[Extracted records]

BEGIN

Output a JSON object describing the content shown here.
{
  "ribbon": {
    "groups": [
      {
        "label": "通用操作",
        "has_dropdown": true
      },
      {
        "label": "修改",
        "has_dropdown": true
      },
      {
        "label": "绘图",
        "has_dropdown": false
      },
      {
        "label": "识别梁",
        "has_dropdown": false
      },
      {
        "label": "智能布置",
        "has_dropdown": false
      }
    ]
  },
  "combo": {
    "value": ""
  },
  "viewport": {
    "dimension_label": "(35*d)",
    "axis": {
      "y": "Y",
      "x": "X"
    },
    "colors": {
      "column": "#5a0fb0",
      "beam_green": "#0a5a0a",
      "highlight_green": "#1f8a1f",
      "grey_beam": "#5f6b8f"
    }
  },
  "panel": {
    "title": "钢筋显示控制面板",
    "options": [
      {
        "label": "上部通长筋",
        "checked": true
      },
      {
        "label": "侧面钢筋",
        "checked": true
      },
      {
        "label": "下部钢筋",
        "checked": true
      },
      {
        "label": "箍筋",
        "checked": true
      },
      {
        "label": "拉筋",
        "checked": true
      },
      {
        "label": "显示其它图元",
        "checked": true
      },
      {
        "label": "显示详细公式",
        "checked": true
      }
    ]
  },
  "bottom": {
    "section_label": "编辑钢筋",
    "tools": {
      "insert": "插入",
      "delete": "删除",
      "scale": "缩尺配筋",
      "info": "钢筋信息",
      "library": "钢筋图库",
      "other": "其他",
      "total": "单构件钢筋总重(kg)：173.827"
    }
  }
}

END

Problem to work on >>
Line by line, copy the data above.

Response >>
Output a JSON object describing the content shown here.
{
  "ribbon": {
    "groups": [
      {
        "label": "通用操作",
        "has_dropdown": true
      },
      {
        "label": "修改",
        "has_dropdown": true
      },
      {
        "label": "绘图",
        "has_dropdown": false
      },
      {
        "label": "识别梁",
        "has_dropdown": false
      },
      {
        "label": "智能布置",
        "has_dropdown": false
      }
    ]
  },
  "combo": {
    "value": ""
  },
  "viewport": {
    "dimension_label": "(35*d)",
    "axis": {
      "y": "Y",
      "x": "X"
    },
    "colors": {
      "column": "#5a0fb0",
      "beam_green": "#0a5a0a",
      "highlight_green": "#1f8a1f",
      "grey_beam": "#5f6b8f"
    }
  },
  "panel": {
    "title": "钢筋显示控制面板",
    "options": [
      {
        "label": "上部通长筋",
        "checked": true
      },
      {
        "label": "侧面钢筋",
        "checked": true
      },
      {
        "label": "下部钢筋",
        "checked": true
      },
      {
        "label": "箍筋",
        "checked": true
      },
      {
        "label": "拉筋",
        "checked": true
      },
      {
        "label": "显示其它图元",
        "checked": true
      },
      {
        "label": "显示详细公式",
        "checked": true
      }
    ]
  },
  "bottom": {
    "section_label": "编辑钢筋",
    "tools": {
      "insert": "插入",
      "delete": "删除",
      "scale": "缩尺配筋",
      "info": "钢筋信息",
      "library": "钢筋图库",
      "other": "其他",
      "total": "单构件钢筋总重(kg)：173.827"
    }
  }
}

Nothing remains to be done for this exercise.